After a delay of 18 months, construction will at last start on the first of 20 new school projects in Burkina Faso. It will be a £170,000 extension to Bethel Secondary School in the provincial capital of Gourcy. The landlocked West African country has one of the poorest records for literacy in the world, as measured by the UN Development Programme. But local demand for education has overwhelmed the existing Bethel school so much that it has become severely overcrowded and turns away a hundred children a year.
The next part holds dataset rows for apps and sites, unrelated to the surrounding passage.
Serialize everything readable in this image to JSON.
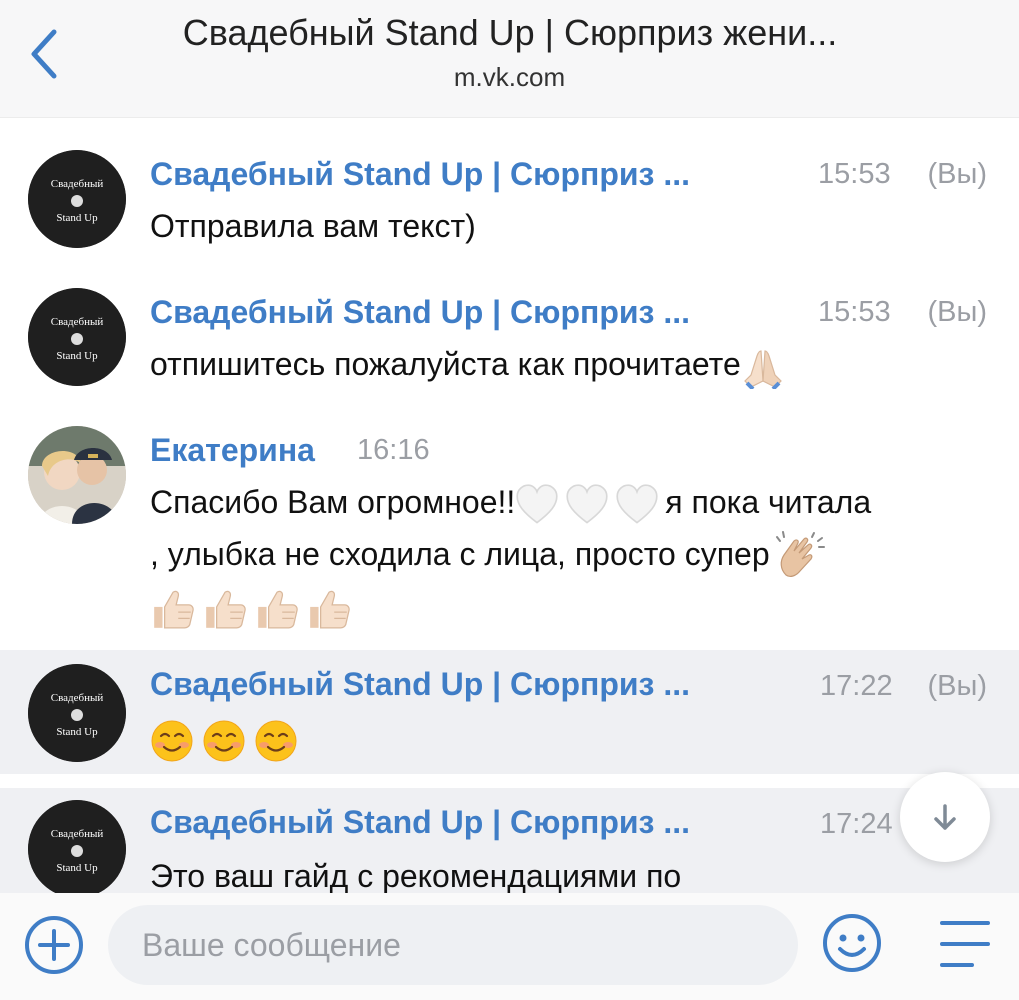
{
  "header": {
    "title": "Свадебный Stand Up | Сюрприз жени...",
    "subtitle": "m.vk.com",
    "back_icon": "chevron-left-icon"
  },
  "avatar_text": {
    "line1": "Свадебный",
    "line2": "Stand Up"
  },
  "messages": [
    {
      "sender": "Свадебный Stand Up | Сюрприз ...",
      "time": "15:53",
      "you": "(Вы)",
      "text": "Отправила вам текст)"
    },
    {
      "sender": "Свадебный Stand Up | Сюрприз ...",
      "time": "15:53",
      "you": "(Вы)",
      "text": "отпишитесь пожалуйста как прочитаете",
      "emoji": "praying-hands"
    },
    {
      "sender": "Екатерина",
      "time": "16:16",
      "text_line1_start": "Спасибо Вам огромное!!",
      "text_line1_end": "я пока читала",
      "text_line2": ", улыбка не сходила с лица, просто супер",
      "emoji": [
        "white-heart",
        "white-heart",
        "white-heart",
        "clapping-hands",
        "thumbs-up",
        "thumbs-up",
        "thumbs-up",
        "thumbs-up"
      ]
    },
    {
      "sender": "Свадебный Stand Up | Сюрприз ...",
      "time": "17:22",
      "you": "(Вы)",
      "emoji": [
        "smiling-face",
        "smiling-face",
        "smiling-face"
      ]
    },
    {
      "sender": "Свадебный Stand Up | Сюрприз ...",
      "time": "17:24",
      "text": "Это ваш гайд с рекомендациями по"
    }
  ],
  "scroll_down_icon": "arrow-down-icon",
  "composer": {
    "placeholder": "Ваше сообщение",
    "value": "",
    "add_icon": "plus-circle-icon",
    "emoji_icon": "smiley-icon",
    "menu_icon": "menu-icon"
  },
  "colors": {
    "accent": "#3f7dc6",
    "time": "#9b9ea4",
    "highlight": "#eff0f3"
  }
}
Although conceived in consultation with local people, Article 25’s design for the school’s three new classroom blocks is undisguisedly modern and western. Yet it is an intelligent response to the local climate, while at the same time harnessing local building materials and skills that are readily available and inexpensive.
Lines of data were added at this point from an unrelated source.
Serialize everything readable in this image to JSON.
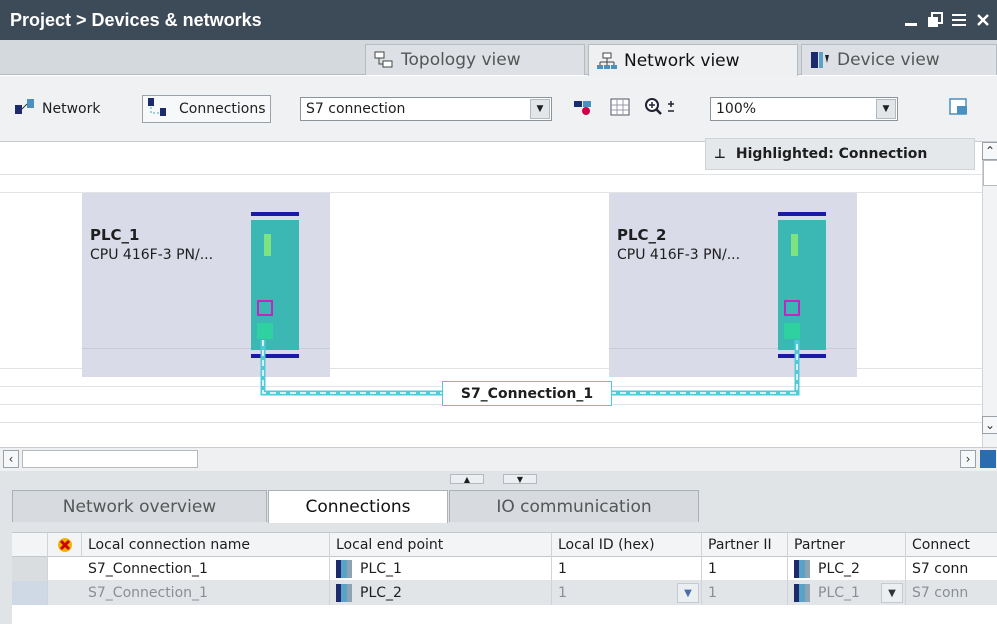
{
  "window": {
    "title": "Project > Devices & networks",
    "controls": [
      "minimize-icon",
      "float-icon",
      "maximize-icon",
      "close-icon"
    ]
  },
  "view_tabs": [
    {
      "label": "Topology view",
      "icon": "topology-icon",
      "active": false
    },
    {
      "label": "Network view",
      "icon": "network-icon",
      "active": true
    },
    {
      "label": "Device view",
      "icon": "device-icon",
      "active": false
    }
  ],
  "toolbar": {
    "network_label": "Network",
    "connections_label": "Connections",
    "connection_type": "S7 connection",
    "zoom": "100%",
    "highlighted": "Highlighted: Connection"
  },
  "devices": [
    {
      "name": "PLC_1",
      "type": "CPU 416F-3 PN/..."
    },
    {
      "name": "PLC_2",
      "type": "CPU 416F-3 PN/..."
    }
  ],
  "connection_label": "S7_Connection_1",
  "bottom_tabs": [
    {
      "label": "Network overview",
      "active": false
    },
    {
      "label": "Connections",
      "active": true
    },
    {
      "label": "IO communication",
      "active": false
    }
  ],
  "table": {
    "columns": [
      "Local connection name",
      "Local end point",
      "Local ID (hex)",
      "Partner II",
      "Partner",
      "Connect"
    ],
    "rows": [
      {
        "name": "S7_Connection_1",
        "local_end": "PLC_1",
        "local_id": "1",
        "partner_id": "1",
        "partner": "PLC_2",
        "type": "S7 conn"
      },
      {
        "name": "S7_Connection_1",
        "local_end": "PLC_2",
        "local_id": "1",
        "partner_id": "1",
        "partner": "PLC_1",
        "type": "S7 conn"
      }
    ]
  },
  "colors": {
    "titlebar": "#3d4a57",
    "module": "#3cb8b4",
    "bus": "#1a1aa8",
    "connection": "#52c9d9",
    "interface": "#c026c0"
  }
}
The roofs are the main defence against the fierce tropical sunlight, and were inspired by the local ruse of combining brushwood storage with a shady refuge. The school’s roofs shade the perimeter walls by oversailing them on all sides. In addition they are raised 1.5 metres above the plywood ceilings, so that the intervening space can be cooled by natural cross ventilation.
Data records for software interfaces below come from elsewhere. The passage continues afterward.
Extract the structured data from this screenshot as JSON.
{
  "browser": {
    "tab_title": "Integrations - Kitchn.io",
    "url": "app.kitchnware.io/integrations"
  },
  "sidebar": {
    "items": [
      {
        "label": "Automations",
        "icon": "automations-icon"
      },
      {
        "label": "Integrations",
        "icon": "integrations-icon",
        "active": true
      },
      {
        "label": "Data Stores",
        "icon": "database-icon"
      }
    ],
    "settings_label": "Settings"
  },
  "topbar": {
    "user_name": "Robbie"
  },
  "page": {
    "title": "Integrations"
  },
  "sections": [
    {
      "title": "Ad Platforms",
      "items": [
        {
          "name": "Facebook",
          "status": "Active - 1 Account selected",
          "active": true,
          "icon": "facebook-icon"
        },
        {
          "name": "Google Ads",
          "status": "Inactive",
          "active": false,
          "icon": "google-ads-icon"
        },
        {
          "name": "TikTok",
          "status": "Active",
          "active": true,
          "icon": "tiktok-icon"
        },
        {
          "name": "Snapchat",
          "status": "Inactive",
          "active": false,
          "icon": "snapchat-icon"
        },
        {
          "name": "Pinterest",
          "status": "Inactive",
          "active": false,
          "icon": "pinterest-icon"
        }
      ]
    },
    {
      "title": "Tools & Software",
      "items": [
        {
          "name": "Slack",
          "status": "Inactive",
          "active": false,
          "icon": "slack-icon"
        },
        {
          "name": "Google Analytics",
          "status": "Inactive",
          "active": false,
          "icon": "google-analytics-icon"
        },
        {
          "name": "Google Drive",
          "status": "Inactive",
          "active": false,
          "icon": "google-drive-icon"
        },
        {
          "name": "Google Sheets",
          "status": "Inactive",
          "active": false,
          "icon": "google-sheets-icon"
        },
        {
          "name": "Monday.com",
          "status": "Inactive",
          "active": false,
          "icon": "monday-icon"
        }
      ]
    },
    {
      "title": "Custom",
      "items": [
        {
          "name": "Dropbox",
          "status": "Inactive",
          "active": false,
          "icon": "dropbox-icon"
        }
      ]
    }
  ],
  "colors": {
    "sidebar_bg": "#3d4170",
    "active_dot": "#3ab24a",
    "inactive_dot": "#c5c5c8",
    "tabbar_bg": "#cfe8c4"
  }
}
Instead of scarce timber, the roofs will be made of crinkly tin supported on simple steel trusses. The walls will be more traditional and constructed by local masons out of laterite sandstone blocks, which is cut by hand out of a nearby quarry. The classrooms will also be ventilated through the window openings, which rather than being glazed will be fitted with adjustable louvred shutters, also made locally.
A reliable local contractor was appointed by Article 25’s acting chief executive, Robin Cross, on a site visit last month. At the same time he appointed a local team of two architects and an engineer to supervise construction. In a departure from Article 25’s usual procedure of dispatching a western supervisor, this local appointment was made, in Cross’s words, “on the advice of the government due to a perceived risk of kidnapping” in the region. “And by employing local people,” he adds, “we have turned adversity to advantage.”
As for the 18 months’ delay, this was caused by the bureaucratic process of transferring the land tenure to the school’s new local operator, AEAD. This delay has frustrated the team but Cross advises that: “Where an international NGO does not follow the law, they are open to extortion of different kinds, so we need to ensure we meet all regulations in the countries where we operate.”
A second phase comprising of library and ancillary accommodation will follow on next May. Bethel Secondary School’s entire £290,000 new extension is funded by the UK charity, Giving Africa. The charity regards the extension as a prototype for 20 schools that it hopes to roll out across Burkina Faso.
By Martin Spring